What is ISO?
ISO is one of the three pillars of exposure in photography. The other two being shutter speed and aperture. As with shutter speed and aperture, ISO is another fundamental aspect of photography that really needs to be understood to get the very best out of your photographic opportunities in the situations you face.
In very simple terms, ISO is the camera sensor's sensitivity to available light. A lower ISO number relates to less sensitivity to available light. This means you'll need more light to hit the camera sensor than at higher ISO numbers, to achieve the same exposure value or brightness. The benefit of lower ISO numbers are hugely cleaner image files! You'll find next to no noise in a photo shot a a low ISO. Another benefit is the need to drag the shutter speed. At first this may seem counter-intuitive, but increasing the shutter speed can add blur to a photo to imply motion. Think of silky smooth waters... Photomappers edition 4 shows you how to achieve this. Click here to read it.
A higher ISO number relates to the camera sensor being more sensitive to available light. Higher ISO numbers will allow you to shoot handheld without a flash in darker locations and smaller apertures.
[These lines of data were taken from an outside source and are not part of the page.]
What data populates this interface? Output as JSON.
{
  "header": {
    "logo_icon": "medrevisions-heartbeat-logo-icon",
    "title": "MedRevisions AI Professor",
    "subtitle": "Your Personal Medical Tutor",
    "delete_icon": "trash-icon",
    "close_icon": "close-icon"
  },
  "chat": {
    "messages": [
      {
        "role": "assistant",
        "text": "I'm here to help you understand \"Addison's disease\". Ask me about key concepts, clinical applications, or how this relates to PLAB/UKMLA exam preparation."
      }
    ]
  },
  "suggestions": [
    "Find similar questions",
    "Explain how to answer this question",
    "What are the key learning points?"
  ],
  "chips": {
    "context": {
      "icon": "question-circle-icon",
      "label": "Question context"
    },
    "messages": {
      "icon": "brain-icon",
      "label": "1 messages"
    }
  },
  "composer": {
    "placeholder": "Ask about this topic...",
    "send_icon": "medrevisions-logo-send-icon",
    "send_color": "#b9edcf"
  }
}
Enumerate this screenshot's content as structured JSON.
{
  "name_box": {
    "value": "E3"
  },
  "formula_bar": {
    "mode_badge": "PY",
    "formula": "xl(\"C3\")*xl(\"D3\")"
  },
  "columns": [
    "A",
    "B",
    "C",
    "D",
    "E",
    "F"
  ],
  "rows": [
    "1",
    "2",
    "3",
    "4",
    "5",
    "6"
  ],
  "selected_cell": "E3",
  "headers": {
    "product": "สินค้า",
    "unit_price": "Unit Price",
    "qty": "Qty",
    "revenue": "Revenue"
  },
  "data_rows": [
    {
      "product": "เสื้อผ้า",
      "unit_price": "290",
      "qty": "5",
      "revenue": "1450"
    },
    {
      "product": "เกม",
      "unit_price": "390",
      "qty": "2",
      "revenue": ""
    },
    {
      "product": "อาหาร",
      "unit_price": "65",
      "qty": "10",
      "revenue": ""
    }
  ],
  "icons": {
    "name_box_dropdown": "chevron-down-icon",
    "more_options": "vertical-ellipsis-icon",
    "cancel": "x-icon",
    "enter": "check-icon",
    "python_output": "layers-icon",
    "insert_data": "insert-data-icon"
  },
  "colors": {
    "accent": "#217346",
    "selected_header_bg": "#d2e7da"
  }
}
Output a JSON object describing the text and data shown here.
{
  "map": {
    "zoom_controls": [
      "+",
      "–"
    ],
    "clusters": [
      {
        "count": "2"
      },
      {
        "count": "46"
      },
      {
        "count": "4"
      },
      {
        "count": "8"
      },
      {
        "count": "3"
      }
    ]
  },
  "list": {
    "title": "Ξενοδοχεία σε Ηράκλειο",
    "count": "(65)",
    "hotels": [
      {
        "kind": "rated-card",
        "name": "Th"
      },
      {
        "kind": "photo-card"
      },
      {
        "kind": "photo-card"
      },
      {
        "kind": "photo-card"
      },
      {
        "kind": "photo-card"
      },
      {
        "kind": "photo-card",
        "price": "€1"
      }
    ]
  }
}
The downside to higher light sensitivity is the digital noise that comes with it. Noise/grain literally looks like grains of sand all over the photo.
- The lowest ISO/base ISO of most cameras is around ISO 100.
- Moving up to ISO 200 makes the camera twice as sensitive to light.
- Doubling the ISO to 400 will again, make the sensor twice as sensitive to light.
- Doubling ISO 400 to ISO 800 doubles the light sensitivity a further time.
- And so on...
Based on this, we can see that ISO 100 requires twice as much light as ISO 200. You with me? However, ISO 100 to ISO 400 is 4 times as much light. If we keep it going, ISO 100 to ISO 800 is 8 times the amount of light, and ISO 100 to ISO 1600 is 16 times the amount of light.
Let's do a brief example with an exposure scenario;
ISO 100 - 1 sec
ISO 200 - 1/2 of a sec
ISO 400 - 1/4 of a sec
ISO 800 - 1/8th of a sec
ISO 1600 - 1/16th of a sec
ISO 3200 - 1/30th of a sec
ISO 6400 - 1/60th of a sec
As you can see from this example, the ISO has a huge impact on exposure times. We've gone from an exposure lasting 1 full second, all the way down to 1/60th of a second, and that can be shot handheld! That's sixty four times less than at ISO 100! Admittedly we will have introduced some noise with, but it's not the end of the world. Imagine if we had started with a faster shutter speed in the first place of 1/125th of a second... At ISO 6400, we could have a shutter speed of 1/8000th of a second! This is sure to eliminate camera shake!
Below are a few examples of the noise impact of increasing the camera's ISO. The cropped photos are portions of the full sized photos. Take a closer look and see for yourselves.
When to increase ISO?
The main time to increase ISO is when there isn't enough light for your camera to capture a photo sufficiently. Meaning that the shutter speed falls below the acceptable limit to hand hold and shoot. As a rule of thumb, make sure your shutter speed is above your lens focal length. If you're shooting with an 85mm lens and your shutter speed is 1/20th, you should think about increasing your ISO.
Generally indoor lighting conditions suck for our cameras so higher ISOs need to be used from the very start. I will personally set my ISO to 800, take a test shoot and adjust accordingly.
While it would seem that shooting at the lowest ISO your camera can possibly shoot at is the best option, keep in mind that a noisy photo that captures the moment is better than a clean, noiseless photo that missed the moment.